In addition I include non-approved translations. My reasoning is the following: Crowdin has a voting system where translators can vote translations up or down. The highest voted translation will be used unless one is approved, in which case that will always be used. If you limit yourself to only approved translations, you “disable” this functionality completely. I only want quality translations to be approved, so I need a native speaker to make that decision. A less-than-perfect translation is usually better than no translation, in which the English string will be presented to the users instead.
If the worry is pure “spam”, that people fill in “bullshit” to somehow sabotage, I’ve yet to experience this. Also, my proofreader for that language will quickly pick that up and delete those (proofreaders can delete translations). I can also “ban” such users manually should it be necessary. Copy/pasted English almost falls into the same category, but: A person that’s there to sabotage probably will do “worse” than just pasting the English text. A person that’s just lazy won’t volunteer to translate in the first place, so you generally don’t find them among translators. The one exception was when one of the cryptocurrencies had some program to “help” open source software by awarding people with coins for “helping” in various ways, where the number of approved Crowdin translations were one of the criteria. That was rough, I got PMs with people asking for proofreader permissions constantly, and a lot of really bad translations were submitted. But this is a one-time thing that lasted for a month or so, and I haven’t seen anything like it since. Also, the result of just pasting the English text isn’t that catastrophic. The English strings is what will be used where translations are missing anyway, so to the user that will make no difference. You obviously don’t want such “translations” to be approved though, but instead be subject to the “voting rules” and preferably be deleted by the proofreader, so that it doesn’t “count” like a translation making you think you have a better coverage than you do.
I would actually have done that on several occasions already (not for translation strings though) were it not for the DCO that requires you to post your full name and e-mail online.
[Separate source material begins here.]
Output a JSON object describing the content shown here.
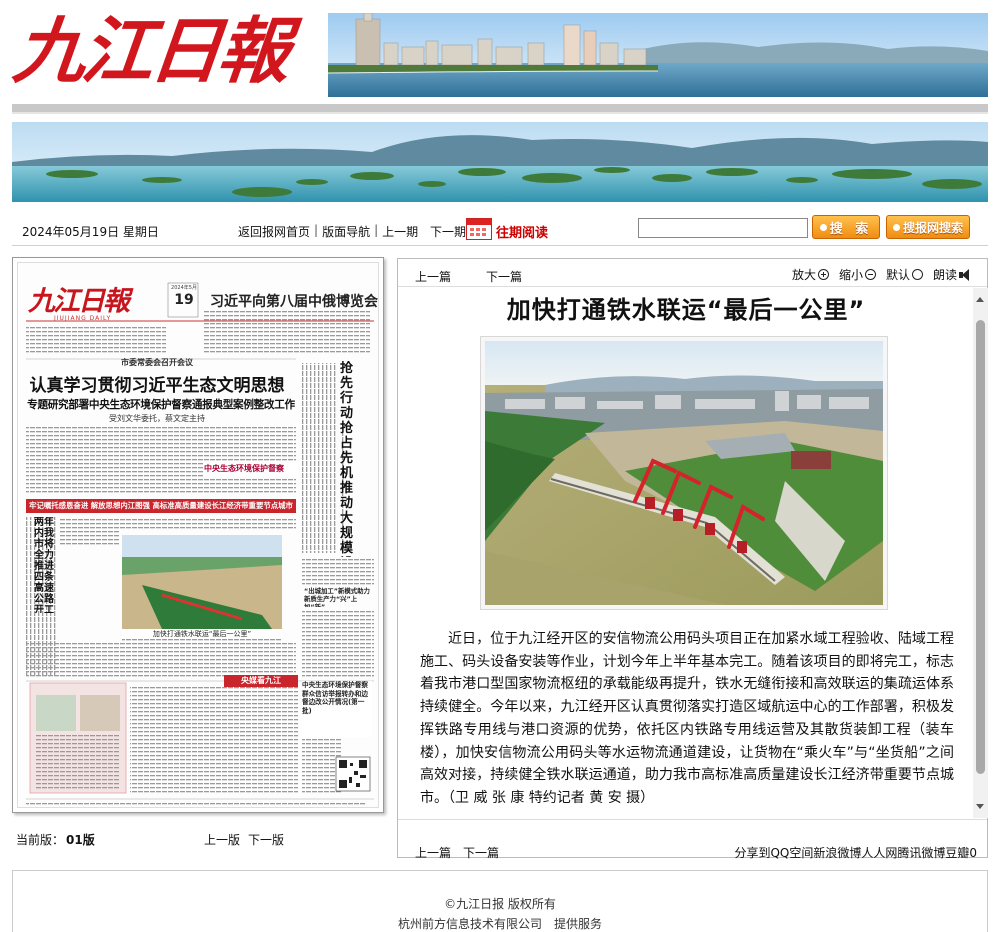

Unfortunately, it effectively blocks me, and many others I’m sure, from contributing.
Sure, I’m just trying to give some feedback after spending some intense 24 hours or so doing little else than making openHAB translations. I’m not saying it’s terrible, but I see some potential improvements that I think will increase both the quantity and quality of translations.
My decisions for how to do things isn’t about getting translations in as fast as possible. It’s about getting the highest quality translations. I always prefer approved translations, and Crowdin will always use the approved translation if one exists. I just don’t want “inferior” translations to be approved, so I want a native speaker with some dedication to do the approvals. If that can’t be achieved, I think Crowdin’s vote system has a better chance to achieve that than managers that don’t really know the language approving “what they think looks OK”.
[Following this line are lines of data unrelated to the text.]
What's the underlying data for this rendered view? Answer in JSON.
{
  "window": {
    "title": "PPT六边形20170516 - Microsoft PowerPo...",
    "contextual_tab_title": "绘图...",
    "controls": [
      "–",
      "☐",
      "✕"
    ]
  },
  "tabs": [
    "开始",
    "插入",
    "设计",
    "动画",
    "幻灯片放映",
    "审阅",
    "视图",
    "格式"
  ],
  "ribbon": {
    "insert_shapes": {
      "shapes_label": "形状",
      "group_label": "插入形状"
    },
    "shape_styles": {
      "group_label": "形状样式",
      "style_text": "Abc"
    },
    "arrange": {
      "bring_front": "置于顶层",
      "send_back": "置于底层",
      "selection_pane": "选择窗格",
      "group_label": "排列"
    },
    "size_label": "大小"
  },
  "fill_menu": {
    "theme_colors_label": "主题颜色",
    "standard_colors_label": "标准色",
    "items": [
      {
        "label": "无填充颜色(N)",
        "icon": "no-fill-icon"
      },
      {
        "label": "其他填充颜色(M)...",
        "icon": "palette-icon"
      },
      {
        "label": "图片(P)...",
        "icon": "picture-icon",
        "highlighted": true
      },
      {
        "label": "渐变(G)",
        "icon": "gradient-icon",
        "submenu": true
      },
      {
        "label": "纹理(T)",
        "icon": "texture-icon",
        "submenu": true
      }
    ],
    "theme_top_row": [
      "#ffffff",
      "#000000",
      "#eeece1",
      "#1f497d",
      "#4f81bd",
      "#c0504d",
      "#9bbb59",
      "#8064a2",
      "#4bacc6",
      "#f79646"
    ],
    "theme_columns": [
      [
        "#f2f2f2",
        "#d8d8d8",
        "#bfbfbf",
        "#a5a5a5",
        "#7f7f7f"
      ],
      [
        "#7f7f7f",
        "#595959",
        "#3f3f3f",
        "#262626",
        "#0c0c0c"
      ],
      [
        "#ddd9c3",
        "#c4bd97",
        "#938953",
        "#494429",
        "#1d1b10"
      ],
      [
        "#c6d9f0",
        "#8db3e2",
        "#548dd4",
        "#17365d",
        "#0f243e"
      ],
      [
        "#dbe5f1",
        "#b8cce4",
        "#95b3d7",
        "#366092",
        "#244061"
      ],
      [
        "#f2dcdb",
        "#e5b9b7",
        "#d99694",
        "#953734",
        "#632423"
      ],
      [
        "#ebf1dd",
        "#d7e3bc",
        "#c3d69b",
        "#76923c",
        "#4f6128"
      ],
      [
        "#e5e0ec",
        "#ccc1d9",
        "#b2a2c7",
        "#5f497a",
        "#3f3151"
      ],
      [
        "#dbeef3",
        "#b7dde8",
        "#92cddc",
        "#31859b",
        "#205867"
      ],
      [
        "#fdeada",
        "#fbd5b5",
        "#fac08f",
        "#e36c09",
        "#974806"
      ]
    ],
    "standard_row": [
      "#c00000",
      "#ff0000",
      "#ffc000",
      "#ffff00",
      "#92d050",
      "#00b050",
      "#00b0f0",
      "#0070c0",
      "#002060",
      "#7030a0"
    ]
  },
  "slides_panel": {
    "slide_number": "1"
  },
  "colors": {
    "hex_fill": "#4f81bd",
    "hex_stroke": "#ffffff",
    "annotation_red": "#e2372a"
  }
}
However, it’s apparent to me that even this tiny change goes beyond the “small patch exception”. So, while this was a waste of time, it serves as a good example of the unreasonableness of the whole DCO arrangement. I’d like to see that lawsuit that I could win by claiming copyright over the code with such a change…
No, absolutely not.
Yes, checks show that DCO failed, but this is because it cannot be configured with exceptions.
Maintainers can and will override the failed DCO check in such cases.
So don‘t worry, it was no waste of time.